RS: Of course. There are thoughts, and even more than that, but it’s all just talk right now. Let’s say Dead by Sunrise played some radio festival in Europe. Well, obviously Julien-K will be out there, too, where Julien-K, on its own, may not have the ability to go to Europe immediately. We have a lot of really great options. We can play Dead by Sunrise shows, and in between play Julien-K shows. We can do Linkin Park shows, and in between play Dead by Sunrise shows. There are some really cool things that we’re talking about doing, and they’re not going to be hard to do, but the hard part is making it work on a business level. There are logistical disasters that we’re going to have to figure out to make things work, but I have a feeling that it’s going to be a pretty interesting year as far as touring. We’re going to do things that really can’t be done by any other band.

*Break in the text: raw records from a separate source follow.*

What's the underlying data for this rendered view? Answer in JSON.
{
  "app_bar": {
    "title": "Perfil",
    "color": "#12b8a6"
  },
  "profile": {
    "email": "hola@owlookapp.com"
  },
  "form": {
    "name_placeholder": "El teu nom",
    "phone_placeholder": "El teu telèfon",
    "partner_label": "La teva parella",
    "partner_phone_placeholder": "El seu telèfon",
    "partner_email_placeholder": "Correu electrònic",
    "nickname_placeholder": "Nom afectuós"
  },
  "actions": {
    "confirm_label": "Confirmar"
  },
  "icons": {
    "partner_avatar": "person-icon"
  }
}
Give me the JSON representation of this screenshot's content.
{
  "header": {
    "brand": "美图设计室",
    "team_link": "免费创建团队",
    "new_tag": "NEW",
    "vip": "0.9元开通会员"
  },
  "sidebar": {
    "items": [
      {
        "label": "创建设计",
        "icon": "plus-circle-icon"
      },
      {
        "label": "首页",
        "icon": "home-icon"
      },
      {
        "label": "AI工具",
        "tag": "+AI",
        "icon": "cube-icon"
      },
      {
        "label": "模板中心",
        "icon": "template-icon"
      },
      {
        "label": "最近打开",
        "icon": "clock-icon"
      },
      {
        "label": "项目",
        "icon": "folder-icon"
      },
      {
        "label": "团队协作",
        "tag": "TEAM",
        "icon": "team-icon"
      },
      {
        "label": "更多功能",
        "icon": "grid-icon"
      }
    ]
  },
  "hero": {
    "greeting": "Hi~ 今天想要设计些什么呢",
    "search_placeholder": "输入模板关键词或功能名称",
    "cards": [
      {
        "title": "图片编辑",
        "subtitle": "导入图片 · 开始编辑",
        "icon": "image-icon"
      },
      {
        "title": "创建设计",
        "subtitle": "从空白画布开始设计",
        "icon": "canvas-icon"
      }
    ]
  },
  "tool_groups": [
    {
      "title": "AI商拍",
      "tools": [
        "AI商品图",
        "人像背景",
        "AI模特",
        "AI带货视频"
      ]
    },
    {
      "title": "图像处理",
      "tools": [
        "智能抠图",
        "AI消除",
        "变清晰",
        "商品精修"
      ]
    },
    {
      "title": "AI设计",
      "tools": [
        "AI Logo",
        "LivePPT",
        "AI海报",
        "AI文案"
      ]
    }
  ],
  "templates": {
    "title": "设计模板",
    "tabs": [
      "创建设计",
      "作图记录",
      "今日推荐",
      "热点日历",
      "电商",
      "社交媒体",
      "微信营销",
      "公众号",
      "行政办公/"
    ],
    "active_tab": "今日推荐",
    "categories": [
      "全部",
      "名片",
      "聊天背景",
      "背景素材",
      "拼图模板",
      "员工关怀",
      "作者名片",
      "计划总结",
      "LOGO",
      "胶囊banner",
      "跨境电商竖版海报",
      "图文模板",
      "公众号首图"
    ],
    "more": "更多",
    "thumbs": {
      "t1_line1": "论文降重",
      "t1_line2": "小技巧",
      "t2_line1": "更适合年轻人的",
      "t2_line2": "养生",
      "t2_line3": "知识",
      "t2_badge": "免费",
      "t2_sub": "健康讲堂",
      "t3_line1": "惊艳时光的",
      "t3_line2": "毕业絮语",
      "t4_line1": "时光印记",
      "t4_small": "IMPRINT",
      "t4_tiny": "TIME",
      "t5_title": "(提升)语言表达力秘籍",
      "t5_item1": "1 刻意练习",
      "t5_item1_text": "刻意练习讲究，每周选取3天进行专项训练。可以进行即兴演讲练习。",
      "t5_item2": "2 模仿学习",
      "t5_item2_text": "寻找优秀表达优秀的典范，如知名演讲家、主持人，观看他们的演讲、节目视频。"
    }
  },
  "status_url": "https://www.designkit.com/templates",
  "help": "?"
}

SS: Are there any plans of doing future Orgy material?
RS: I wouldn’t say never. We’re definitely talking. Jay, Amir, and I have been talking recently, and kind of rekindled our friendship. We’ve been talking about doing some shows, or a big show – maybe a Coachella type of thing – but Amir and I aren’t capable of committing to Orgy this year. We love Orgy; I think it’s still cool and still relevant, and I’d love to do more stuff.
SS: It seems as though things are coming together for you professionally. Where are you personally?
RS: I have such a huge backlog of music built up in the past four years in the desert. It’s hell, going through all sorts of terrible personal things. Chester had a pretty serious battle with addiction, and we all lived together during the recording of both of these records. Our friendship grew to a level that’s incredible. Everyone is like brothers. We shared each other’s problems and miseries. Everyone went through a lot of huge changes. In the middle of it all, some random thing like the U.S. government leveling its sights on the CEO of my company and fucking our entire plan up happened. There’s such a backlog of music that I desperately want to get it out and be judged by it, and have people accept it or shun it. I want people to know who I am, where I’m at, and what I have to say. That will allow me to allow new music to come inside my head. I always get these ideas and inspirations, and I sing them onto a voice recorder. I have 35 songs on it right now, but I can’t even think about recording them because I need to get this huge fucking pile of music that I think is amazing out. People are going to be blown away when they put together Dead by Sunrise and Julien-K, the Transformers soundtrack, all the remixes that are out, and they realize that this group of people has been putting together a library of awesome music. It’s real, it’s authentic, and I just desperately want to release.
SS: Are you going to be releasing this material at a much faster clip than in the past decade?
RS: Definitely. A lot of it’s going to come out. Under the current deal that we have, we don’t really have any obstacles to putting music out. We can crank out music pretty quickly.
SS: You used to be a professional hairdresser. Is it something you still do?
RS: I have four clients, and they don’t pay me: Amir, Brandon, Elias, and occasionally Chester. I still cut Jerry Popoff from the band Lit, all my friends that come over to my house. I cut my girlfriend’s hair occasionally.
SS: It’s a labor of love, now.
RS: Yeah. I do it because I’m good at it. The band’s image and the way we look are very much designed. Everyone can do a look, everyone’s into fashion and style naturally. But from the top there has to be a directive of the way a band is going to be packaged, and it’s just as important as the music. It’s fun. It’s real. We live this. So my background in hair is really useful, but I own three restaurants, I have 100 employees, I’m in three bands. It’s stupid. I can’t have a job.
Julien-K’s debut album, Death to Analog, is available March 10th.